Back in April my mammas and I took a trip out to Liberty for the Spring Antique Festival. I picked up a lot of goodies that day, but one of my favorites was this wonderful metal rooster serving tray. I knew it would be fabulous in my kitchen! I couldn’t decide where to put it. I had originally thought of hanging it on the wall, but it didn’t fit anywhere I wanted it to go. My mom suggested that it would make a cool lazy susan for the table. She can come up with the best ideas!
Here’s What You Need:
*Vintage Metal Tray
*Lazy Susan ( Mine was a wood one we had from IKEA)
*Glue ( I used E6000)
Paint your lazy susan to be the color of the bottom of the tray. Then add a generous amount of glue to the top of the lazy susan. Turn the tray over so it is face down.

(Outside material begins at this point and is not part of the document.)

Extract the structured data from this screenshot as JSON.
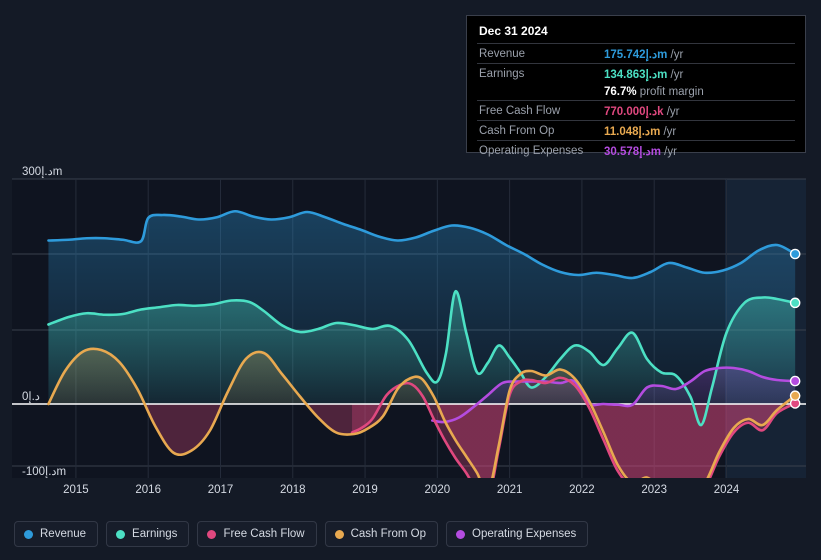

Place the lazy susan face down onto the back side of the tray, making sure it is centered, glue it down to the tray. Let the glue dry, then it is ready to use.
Isn’t it adorable! I love it! It is so cute on my gingham tabletop too! I love to display my little hen salt and pepper shaker set on it, and I am looking for a cute napkin holder to add to it too. So, if you have an old vintage tray you love but just don’t know what to do with it but keep it in your cupboard, turn it into a great display piece and make it into a lazy susan! I’ll be back soon with more crafty fun. Until then…
Hi guys! My hubby and I bought a reproduction chrome diner style table and chair set from a furniture store in Los Angeles a long while ago when I was in college out there. It was our first dining table, and we still use it to this day. It has seen some wear and tear over the years and the top has gotten a bit shabby. We looked at getting a new table, but I am so attached to this one, I decided to cover the top. It turned out even better than I had hoped for, and it was so easy to cover!
Here’s What You Need:
*Diner Style Table mine was 52″ round
*Oilcloth ( I used two yards)
*Staple Gun and Staples
This table is pretty easy to cover. The first thing you need to do is take the tabletop off. It should be screwed on from the bottom of the tabletop.
Remove the screws and set aside.
Lay your oilcloth out on the floor face down. Next, lay the tabletop face down onto the oilcloth. Center the tabletop on the fabric.
Trim the fabric to about 3-4″ excess from the tables edge.
Start by folding one edge of your oilcloth up to the backside of your table. Stretch it tight and staple it down near the edge of the fabric. Continue pulling the fabric to the back side and stapling it down until you have stapled all the way around your table. I went back around and stapled my fabric again close to the edge of the table for extra security.
Now, find the holes for the screws on the back of the tabletop by running your fingers over the fabric near the edge. When you find a hole, punch a hole in the oilcloth with your awl. Next, lay your table base upside down onto your table top. Screw the base to the top with the screws you set aside before.
Once it is all screwed back together flip it right side up and enjoy your new tabletop.
I LOVE how my table turned out! The red gingham looks fabulous in my kitchen! I don’t know how long it will hold up, but I can always recover it. So far it has been covered a month and still looks great! You could easily cover any table with oil cloth with the same method, you just staple it to the underside. So, if you have a shabby old diner style table, before you toss it up on craigslist, try covering it with some awesome oilcloth. It’s a great way to update your table and your kitchen decor! I’ll be back soon with another fun DIY. Until then…
Hi! I'm Ashlee, and I love to create all kinds of lovely things! I spend my days creating and thrifting with my amazing hubby, a crazy cat, one very spoiled dog, and seven adorable chickens. Follow along with me for a heap of DIY projects, everything I just adore, and a healthy dose of vintage goodness.